Chinese League of Legends (LOL) club Invictus Gaming won the 2018 League of Legends World Championship on Saturday by taking a clean 3-0 sweep over its counterpart Fnatic.
Nov. 5 (NBD) – Chinese League of Legends (LOL) club Invictus Gaming won the 2018 League of Legends World Championship on Saturday by taking a clean 3-0 sweep over its counterpart Fnatic.
It is noticeable that Invictus Gaming is the first LPL club to win the world championship in 8 years. LPL, LOL Pro League, often refers to LOL competition in mainland China. The unprecedented triumph attracted much public attention to the e-sports industry.
The industry has gained great momentum in recent years. According to Gamma Data, the market of e-sports sector reached 77 billion yuan (11.2 billion U.S. dollars) in 2017 and is expected to exceed 88 billion yuan (12.8 billion U.S. dollars) this year.
In addition to participating in game competitions, stakeholders in the industry began to explore other ways to make profits. For example, domestic e-sports clubs such as RNG, LGD, and OMG launched feature professional leagues in Beijing, Hangzhou, and Chengdu, so as to create new opportunities for interactions between brands and customers as well as for offline derivative transactions.
In industry insiders' view, the formation of such e-sports eco-system is closely related to highly-frequent interactions between e-sports itself and game players and audiences. As an amateur player of Multiplayer Online Battle Arena (MOBA) games told NBD, MOBA games naturally enjoy an advantage in player base and are more likely to generate added value for investors in the sector.
According to the China Internet Network Information Center, as of the end of 2017, there were 442 million game players in China, accounting for 57.2 percent of China's netizens.
Against such background, the e-sports industry is attracting more and more capital inflows. Statistics from Cyanhill Capital shows in the past year and a half, the e-sports domain saw 36 financing rounds with the investments totaling around 8 billion yuan (1.2 billion U.S. dollars).

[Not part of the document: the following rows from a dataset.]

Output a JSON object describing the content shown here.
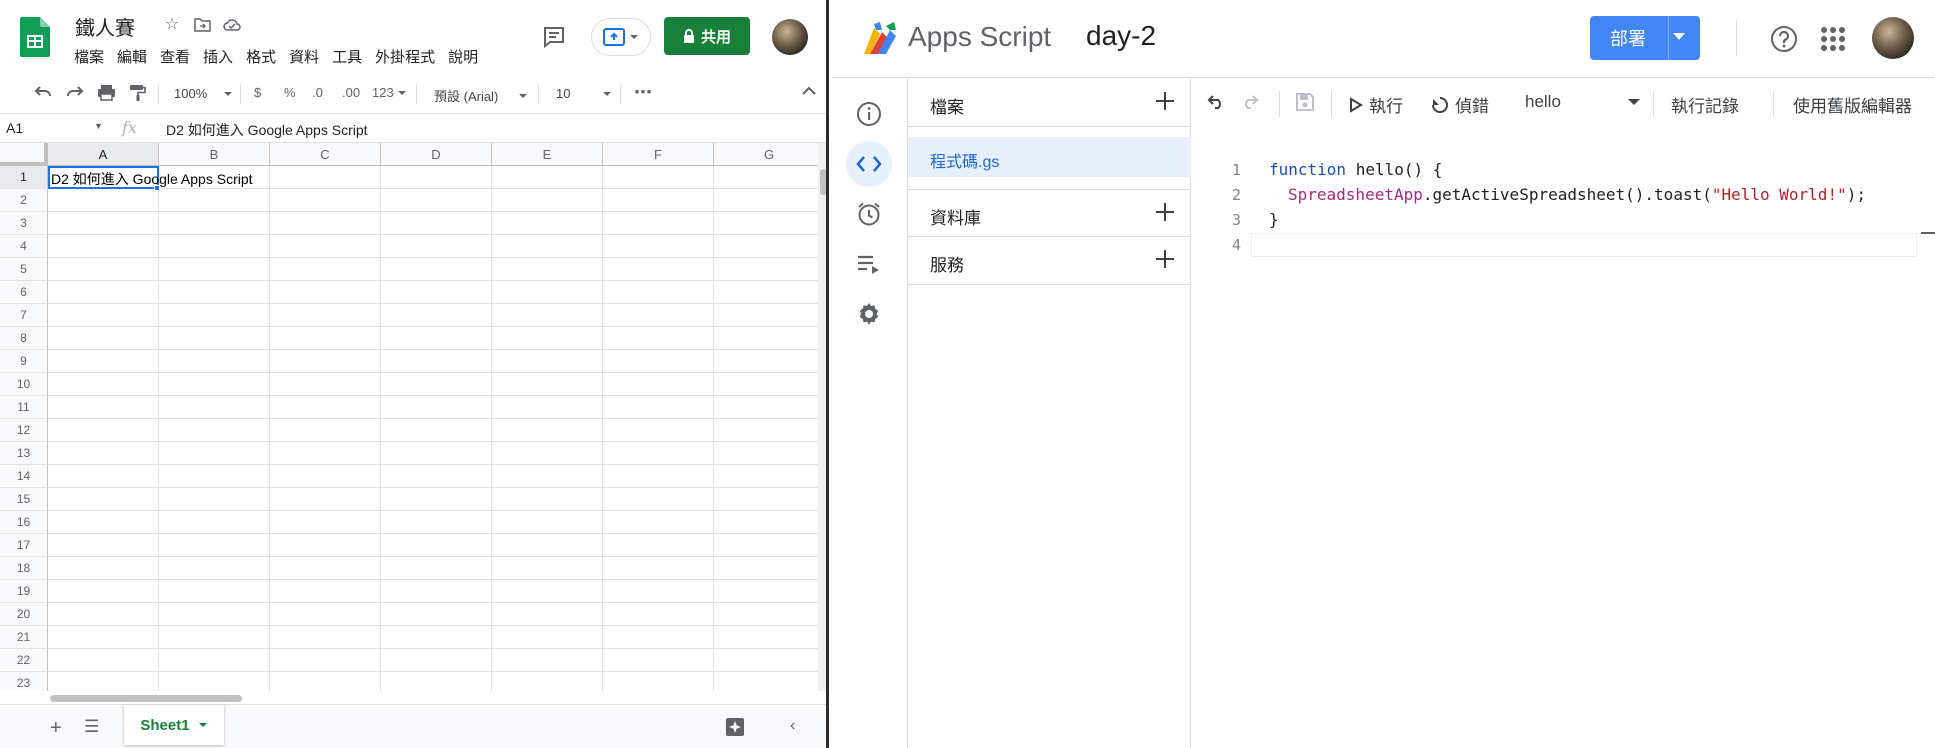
{
  "sheets": {
    "title": "鐵人賽",
    "menu": [
      "檔案",
      "編輯",
      "查看",
      "插入",
      "格式",
      "資料",
      "工具",
      "外掛程式",
      "說明"
    ],
    "share_label": "共用",
    "toolbar": {
      "zoom": "100%",
      "currency": "$",
      "percent": "%",
      "dec_decrease": ".0",
      "dec_increase": ".00",
      "more_formats": "123",
      "font": "預設 (Arial)",
      "font_size": "10",
      "more": "⋯"
    },
    "name_box": "A1",
    "fx": "fx",
    "formula": "D2 如何進入 Google Apps Script",
    "columns": [
      "A",
      "B",
      "C",
      "D",
      "E",
      "F",
      "G"
    ],
    "rows": [
      "1",
      "2",
      "3",
      "4",
      "5",
      "6",
      "7",
      "8",
      "9",
      "10",
      "11",
      "12",
      "13",
      "14",
      "15",
      "16",
      "17",
      "18",
      "19",
      "20",
      "21",
      "22",
      "23"
    ],
    "cell_a1": "D2 如何進入 Google Apps Script",
    "sheet_tab": "Sheet1"
  },
  "apps_script": {
    "brand": "Apps Script",
    "project": "day-2",
    "deploy_label": "部署",
    "files": {
      "section_files": "檔案",
      "file_name": "程式碼.gs",
      "section_libraries": "資料庫",
      "section_services": "服務"
    },
    "toolbar": {
      "run": "執行",
      "debug": "偵錯",
      "function": "hello",
      "log": "執行記錄",
      "legacy": "使用舊版編輯器"
    },
    "code": {
      "line_numbers": [
        "1",
        "2",
        "3",
        "4"
      ],
      "line1_kw": "function",
      "line1_rest": " hello() {",
      "line2_cls": "SpreadsheetApp",
      "line2_mid": ".getActiveSpreadsheet().toast(",
      "line2_str": "\"Hello World!\"",
      "line2_end": ");",
      "line3": "}"
    }
  },
  "colors": {
    "sheets_green": "#188038",
    "deploy_blue": "#4285f4",
    "selection_blue": "#1a73e8",
    "active_file_bg": "#e8f0fe"
  },
  "icons": [
    "sheets-logo-icon",
    "star-icon",
    "move-folder-icon",
    "cloud-status-icon",
    "comment-icon",
    "present-icon",
    "lock-icon",
    "undo-icon",
    "redo-icon",
    "print-icon",
    "paint-format-icon",
    "apps-script-logo-icon",
    "help-icon",
    "apps-grid-icon",
    "info-icon",
    "code-icon",
    "clock-icon",
    "executions-icon",
    "gear-icon",
    "plus-icon",
    "save-icon",
    "play-icon",
    "debug-icon"
  ]
}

In January this year, real-estate giant Greenland's financial arm announced the plan to make a strategic investment of 60 million yuan (8.7 million U.S. dollars) into e-sports scenario operator Amazing Center and obtain a 50 percent stakes in the latter.
Data provider Wind reveals there are now 15 stocks related to e-sports in the A-share market. Although most of the companies come from the social media sector, yet players in other domains are also eyeing a slice of the cake.
While enterprises became increasingly enthusiastic about e-sports, Chinese authorities have also seen the opportunities. After the National Development and Reform Commission voiced its support for e-sports events and the Ministry of Education included the e-sports major into the higher education system, local governments also initiated corresponding infrastructure.
A source with government-led fund told NBD e-sports boasts huge potentials in the cultural and creative industry and will create game-related investment opportunities. With promising prospects, the e-sports industry will draw greater venture capital inflows in the future, the source added.